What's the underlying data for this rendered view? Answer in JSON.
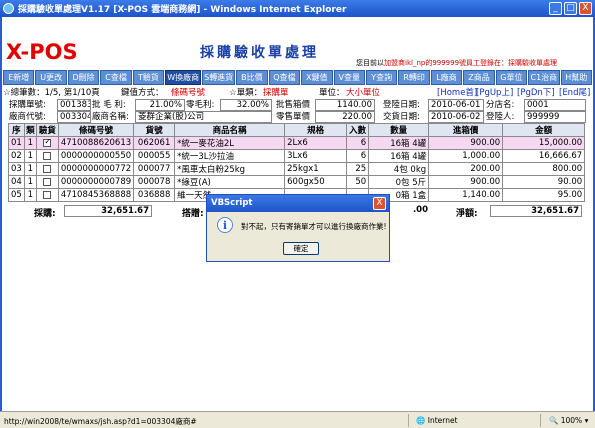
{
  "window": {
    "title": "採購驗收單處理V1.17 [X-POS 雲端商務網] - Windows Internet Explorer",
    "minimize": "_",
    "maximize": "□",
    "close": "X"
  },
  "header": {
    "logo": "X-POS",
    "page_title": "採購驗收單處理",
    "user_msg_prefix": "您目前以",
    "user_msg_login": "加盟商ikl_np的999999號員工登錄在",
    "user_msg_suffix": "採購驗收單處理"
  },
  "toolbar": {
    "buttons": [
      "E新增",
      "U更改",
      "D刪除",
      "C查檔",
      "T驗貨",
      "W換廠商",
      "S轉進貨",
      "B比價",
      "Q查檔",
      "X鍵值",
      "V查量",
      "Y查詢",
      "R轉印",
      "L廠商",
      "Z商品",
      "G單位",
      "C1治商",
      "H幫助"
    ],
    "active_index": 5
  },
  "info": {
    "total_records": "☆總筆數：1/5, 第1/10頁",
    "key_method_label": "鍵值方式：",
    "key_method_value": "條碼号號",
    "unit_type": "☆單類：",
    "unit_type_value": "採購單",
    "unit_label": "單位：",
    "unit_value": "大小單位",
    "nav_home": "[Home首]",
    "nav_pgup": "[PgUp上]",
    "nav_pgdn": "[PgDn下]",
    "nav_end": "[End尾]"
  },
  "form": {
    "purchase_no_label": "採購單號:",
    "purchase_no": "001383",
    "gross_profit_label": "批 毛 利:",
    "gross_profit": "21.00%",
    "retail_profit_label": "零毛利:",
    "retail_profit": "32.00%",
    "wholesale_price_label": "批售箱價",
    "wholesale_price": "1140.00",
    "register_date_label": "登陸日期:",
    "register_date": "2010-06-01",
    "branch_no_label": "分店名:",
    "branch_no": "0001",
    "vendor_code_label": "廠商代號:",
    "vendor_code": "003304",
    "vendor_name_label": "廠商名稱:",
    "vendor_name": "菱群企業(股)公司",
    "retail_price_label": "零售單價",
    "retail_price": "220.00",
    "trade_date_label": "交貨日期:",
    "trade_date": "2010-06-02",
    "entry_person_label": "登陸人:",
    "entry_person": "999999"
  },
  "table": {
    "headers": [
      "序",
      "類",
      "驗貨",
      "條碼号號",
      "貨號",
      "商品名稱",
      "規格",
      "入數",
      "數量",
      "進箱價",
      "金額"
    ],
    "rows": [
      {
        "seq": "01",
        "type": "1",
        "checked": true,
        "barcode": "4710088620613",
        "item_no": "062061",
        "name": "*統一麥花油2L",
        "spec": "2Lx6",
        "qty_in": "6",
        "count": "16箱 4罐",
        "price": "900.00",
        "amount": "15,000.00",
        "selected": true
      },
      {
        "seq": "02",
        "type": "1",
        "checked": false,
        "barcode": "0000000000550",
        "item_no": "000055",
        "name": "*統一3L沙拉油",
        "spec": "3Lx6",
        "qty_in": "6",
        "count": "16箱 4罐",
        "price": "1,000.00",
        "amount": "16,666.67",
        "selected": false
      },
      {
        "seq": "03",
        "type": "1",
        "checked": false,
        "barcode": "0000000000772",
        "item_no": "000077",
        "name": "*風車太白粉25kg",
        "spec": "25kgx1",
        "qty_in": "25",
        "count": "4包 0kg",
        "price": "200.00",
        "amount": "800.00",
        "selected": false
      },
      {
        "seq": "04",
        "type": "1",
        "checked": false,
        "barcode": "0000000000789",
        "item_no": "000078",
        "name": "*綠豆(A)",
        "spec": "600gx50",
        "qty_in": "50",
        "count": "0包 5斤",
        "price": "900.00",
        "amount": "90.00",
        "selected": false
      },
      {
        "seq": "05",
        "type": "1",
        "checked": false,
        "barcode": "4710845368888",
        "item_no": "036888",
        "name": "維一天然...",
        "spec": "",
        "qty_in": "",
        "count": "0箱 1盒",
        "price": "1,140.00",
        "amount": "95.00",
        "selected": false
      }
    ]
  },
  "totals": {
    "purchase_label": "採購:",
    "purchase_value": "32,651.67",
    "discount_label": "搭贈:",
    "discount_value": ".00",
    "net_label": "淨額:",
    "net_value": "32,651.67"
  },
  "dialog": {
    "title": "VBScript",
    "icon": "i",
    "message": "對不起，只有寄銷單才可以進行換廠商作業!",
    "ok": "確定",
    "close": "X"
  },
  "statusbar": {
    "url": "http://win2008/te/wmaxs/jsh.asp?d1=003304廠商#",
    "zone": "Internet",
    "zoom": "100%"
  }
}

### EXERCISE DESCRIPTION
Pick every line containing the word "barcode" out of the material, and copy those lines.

### TASK OUTPUT
        "barcode": "4710088620613",
        "barcode": "0000000000550",
        "barcode": "0000000000772",
        "barcode": "0000000000789",
        "barcode": "4710845368888",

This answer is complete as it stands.